Data entries

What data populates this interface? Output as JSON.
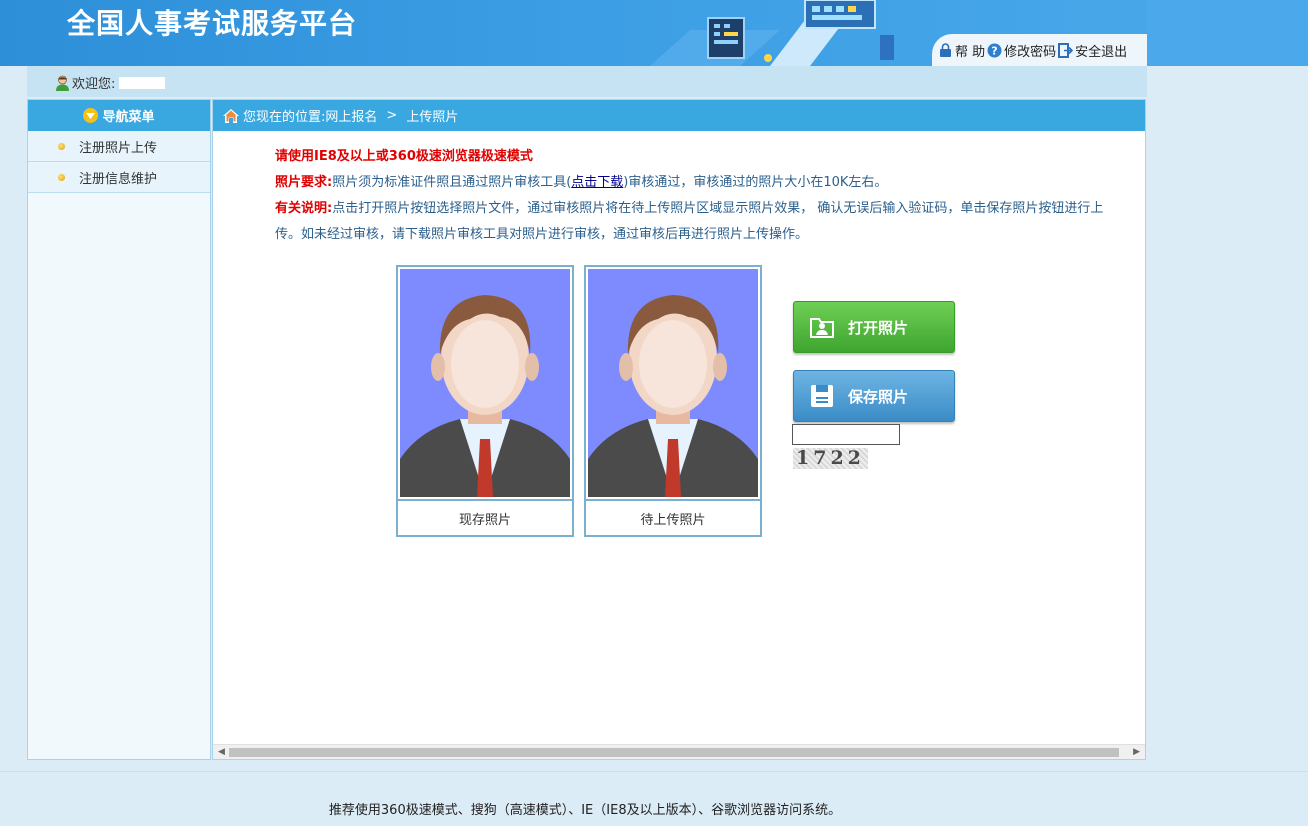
{
  "header": {
    "title": "全国人事考试服务平台",
    "links": {
      "help": "帮 助",
      "change_password": "修改密码",
      "logout": "安全退出"
    }
  },
  "welcome": {
    "label": "欢迎您:"
  },
  "sidebar": {
    "title": "导航菜单",
    "items": [
      {
        "label": "注册照片上传"
      },
      {
        "label": "注册信息维护"
      }
    ]
  },
  "breadcrumb": {
    "prefix": "您现在的位置:",
    "parts": [
      "网上报名",
      "上传照片"
    ],
    "separator": ">"
  },
  "notes": {
    "browser_tip": "请使用IE8及以上或360极速浏览器极速模式",
    "req_label": "照片要求:",
    "req_text_1": "照片须为标准证件照且通过照片审核工具(",
    "download_link": "点击下载",
    "req_text_2": ")审核通过，审核通过的照片大小在10K左右。",
    "info_label": "有关说明:",
    "info_text": "点击打开照片按钮选择照片文件，通过审核照片将在待上传照片区域显示照片效果， 确认无误后输入验证码，单击保存照片按钮进行上传。如未经过审核，请下载照片审核工具对照片进行审核，通过审核后再进行照片上传操作。"
  },
  "photos": {
    "current_caption": "现存照片",
    "pending_caption": "待上传照片"
  },
  "buttons": {
    "open": "打开照片",
    "save": "保存照片"
  },
  "captcha": {
    "value": "",
    "code": "1722"
  },
  "footer": {
    "text": "推荐使用360极速模式、搜狗（高速模式）、IE（IE8及以上版本）、谷歌浏览器访问系统。"
  },
  "colors": {
    "header_blue": "#3c9ee4",
    "nav_blue": "#3aa8e0",
    "alert_red": "#e00000",
    "green_btn": "#4fb83b",
    "blue_btn": "#4a9bd3"
  }
}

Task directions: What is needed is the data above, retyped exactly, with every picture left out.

Solution for this task:
What data populates this interface? Output as JSON.
{
  "header": {
    "title": "全国人事考试服务平台",
    "links": {
      "help": "帮 助",
      "change_password": "修改密码",
      "logout": "安全退出"
    }
  },
  "welcome": {
    "label": "欢迎您:"
  },
  "sidebar": {
    "title": "导航菜单",
    "items": [
      {
        "label": "注册照片上传"
      },
      {
        "label": "注册信息维护"
      }
    ]
  },
  "breadcrumb": {
    "prefix": "您现在的位置:",
    "parts": [
      "网上报名",
      "上传照片"
    ],
    "separator": ">"
  },
  "notes": {
    "browser_tip": "请使用IE8及以上或360极速浏览器极速模式",
    "req_label": "照片要求:",
    "req_text_1": "照片须为标准证件照且通过照片审核工具(",
    "download_link": "点击下载",
    "req_text_2": ")审核通过，审核通过的照片大小在10K左右。",
    "info_label": "有关说明:",
    "info_text": "点击打开照片按钮选择照片文件，通过审核照片将在待上传照片区域显示照片效果， 确认无误后输入验证码，单击保存照片按钮进行上传。如未经过审核，请下载照片审核工具对照片进行审核，通过审核后再进行照片上传操作。"
  },
  "photos": {
    "current_caption": "现存照片",
    "pending_caption": "待上传照片"
  },
  "buttons": {
    "open": "打开照片",
    "save": "保存照片"
  },
  "captcha": {
    "value": "",
    "code": "1722"
  },
  "footer": {
    "text": "推荐使用360极速模式、搜狗（高速模式）、IE（IE8及以上版本）、谷歌浏览器访问系统。"
  },
  "colors": {
    "header_blue": "#3c9ee4",
    "nav_blue": "#3aa8e0",
    "alert_red": "#e00000",
    "green_btn": "#4fb83b",
    "blue_btn": "#4a9bd3"
  }
}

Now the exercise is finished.